Sweden records lowest number of daily cases since March
Sweden has seen its fewest daily cases of Covid-19 since March.
The country was initially criticised for not implementing the lockdown measures seen elsewhere in Europe, but is now recording significantly fewer cases than European hotspots. Its rolling seven-day average stood at 108 on Tuesday.
Read more: What life is really like in lockdown-free Sweden
Read more: Here in Sweden we’re playing the long game, and listening to science not fear
European Commission extends waiver of airport slot rule
A rule that forces airlines to use their airport slots or face losing them is being waived until March, 2021.
European Commissioner for Transport Adina Iona Vălean announced the move on Monday after calls from aviation industry groups to extend the waiver, which was due to expire in October
Airports association ACI Europe warned that a failure to grant the waiver of the EC’s 80-20 ‘use-it-or-slot-it’ slots rule would “paralyse the winter-planning process”.
Which countries could be quarantined next?
Tomorrow will bring the Government’s latest review of its quarantine policy. Denmark looks set to be added to the travel “red list”. Here’s how other countries are faring:
G20 leaders to consider international plan for airport coronavirus testing
An international airport testing regime to enable travellers to sidestep quarantine is to be considered by G20 leaders, reports Charles Hymas.
The plan, proposed by the World Travel and Tourism Council (WTTC), would mean that travellers from “low-risk” countries could avoid quarantine altogether if they arrived with a negative test result.
Those coming from countries with a rate above 25 coronavirus cases per 100,000 people would have to take a second test after three to four days which, if negative, would release them from quarantine.
Around 120 bosses of the world’s biggest travel and aviation businesses – including airlines such as BA, tour operators including TUI, hotel groups and international airports – have backed the plan.
Read the full story.
Airlines have escaped fines for breaking UK law for 17 years, says Which?
No airlines have been fined in the UK for breaking consumer law since 2003, according to research by consumer group Which?

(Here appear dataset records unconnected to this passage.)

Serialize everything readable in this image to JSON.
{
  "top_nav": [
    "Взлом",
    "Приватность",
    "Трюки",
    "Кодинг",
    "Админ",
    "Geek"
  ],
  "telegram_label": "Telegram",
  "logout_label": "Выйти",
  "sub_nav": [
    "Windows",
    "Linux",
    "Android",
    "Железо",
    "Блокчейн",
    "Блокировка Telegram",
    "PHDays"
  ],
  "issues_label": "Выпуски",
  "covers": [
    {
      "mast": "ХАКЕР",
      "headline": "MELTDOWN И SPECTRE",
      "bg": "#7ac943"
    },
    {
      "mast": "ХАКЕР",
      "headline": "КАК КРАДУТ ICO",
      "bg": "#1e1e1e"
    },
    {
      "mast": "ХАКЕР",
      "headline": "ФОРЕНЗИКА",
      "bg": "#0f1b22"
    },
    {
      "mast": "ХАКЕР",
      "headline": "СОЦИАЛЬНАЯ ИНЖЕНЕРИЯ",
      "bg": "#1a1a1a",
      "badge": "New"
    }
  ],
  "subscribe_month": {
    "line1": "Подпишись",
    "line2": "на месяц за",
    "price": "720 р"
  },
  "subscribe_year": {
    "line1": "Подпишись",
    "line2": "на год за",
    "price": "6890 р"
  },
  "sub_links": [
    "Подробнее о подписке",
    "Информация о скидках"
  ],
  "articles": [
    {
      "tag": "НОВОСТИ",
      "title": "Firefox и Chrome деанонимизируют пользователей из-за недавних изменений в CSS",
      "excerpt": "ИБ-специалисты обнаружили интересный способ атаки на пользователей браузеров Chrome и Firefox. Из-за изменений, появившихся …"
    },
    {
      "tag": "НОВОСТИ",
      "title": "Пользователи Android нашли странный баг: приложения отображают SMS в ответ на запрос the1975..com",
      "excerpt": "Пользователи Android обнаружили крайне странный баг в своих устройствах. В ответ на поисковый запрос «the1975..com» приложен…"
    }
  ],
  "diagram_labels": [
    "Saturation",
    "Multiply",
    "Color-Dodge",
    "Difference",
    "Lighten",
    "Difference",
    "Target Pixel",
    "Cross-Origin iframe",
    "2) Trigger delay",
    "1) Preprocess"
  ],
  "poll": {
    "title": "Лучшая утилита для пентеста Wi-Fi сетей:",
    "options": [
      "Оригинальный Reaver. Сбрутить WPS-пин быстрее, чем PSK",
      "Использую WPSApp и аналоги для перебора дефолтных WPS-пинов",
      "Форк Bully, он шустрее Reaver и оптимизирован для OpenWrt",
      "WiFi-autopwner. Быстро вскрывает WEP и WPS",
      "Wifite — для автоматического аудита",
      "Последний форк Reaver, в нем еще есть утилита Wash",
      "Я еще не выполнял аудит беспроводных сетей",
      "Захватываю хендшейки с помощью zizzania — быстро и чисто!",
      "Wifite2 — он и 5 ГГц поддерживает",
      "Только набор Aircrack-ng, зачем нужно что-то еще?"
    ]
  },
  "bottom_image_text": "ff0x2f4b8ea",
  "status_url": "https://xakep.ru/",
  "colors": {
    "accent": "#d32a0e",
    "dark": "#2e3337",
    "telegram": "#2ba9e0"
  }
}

The group claimed its analysis shows that the Civil Aviation Authority (CAA) should be given enhanced powers to crack down on carriers that fail to give passengers the refunds and compensation they are entitled to.
Which? said that since the CAA was granted regulatory powers to seek enforcement orders in 2003, no airline has been fined in the UK.
Only one application for such action has been made in that time, which was against Ryanair in 2018 over an allegation that the carrier it refused to compensate passengers for delays caused by industrial action by its staff. That case has yet to be heard in court.
More long-haul destinations must be removed from quarantine list, says travel expert
While an increasing number of longer-haul destinations get ready to welcome back tourists, many are yet to be added to the UK’s travel ‘green list’.
Paul Charles, travel expert and the CEO of travel consultancy The PC Agency, says:
It’s vital to see more long-haul destinations being removed from the quarantine list as case numbers fall – the likes of Singapore, Thailand, Cambodia and Rwanda are candidates for now being exempt and turned “green”. The travel sector is being badly hurt by the lack of long-haul options available. These countries have exceptional healthcare facilities for international visitors and have done a good job of managing down Covid-19 case numbers.
We need the UK government to roll-out a clear traveller testing plan – now is the time to introduce a combination of checking for negative test certificates on arrival into the UK and secondary tests just five days later. This would be the biggest fillip to the sector alongside relaxing FCDO non-essential travel advice.
What happened yesterday?
New rules could put trips to Italy and Greece off the menu for Irish holidaymakers
Jet2.com has added more flights to Turkey to cope with rising demand
Finland is to ease restrictions on UK tourists in November
Mexico has reopened its famous Mayan ruins
Singapore Airlines is offering ‘flights to nowhere’
Now onto today’s news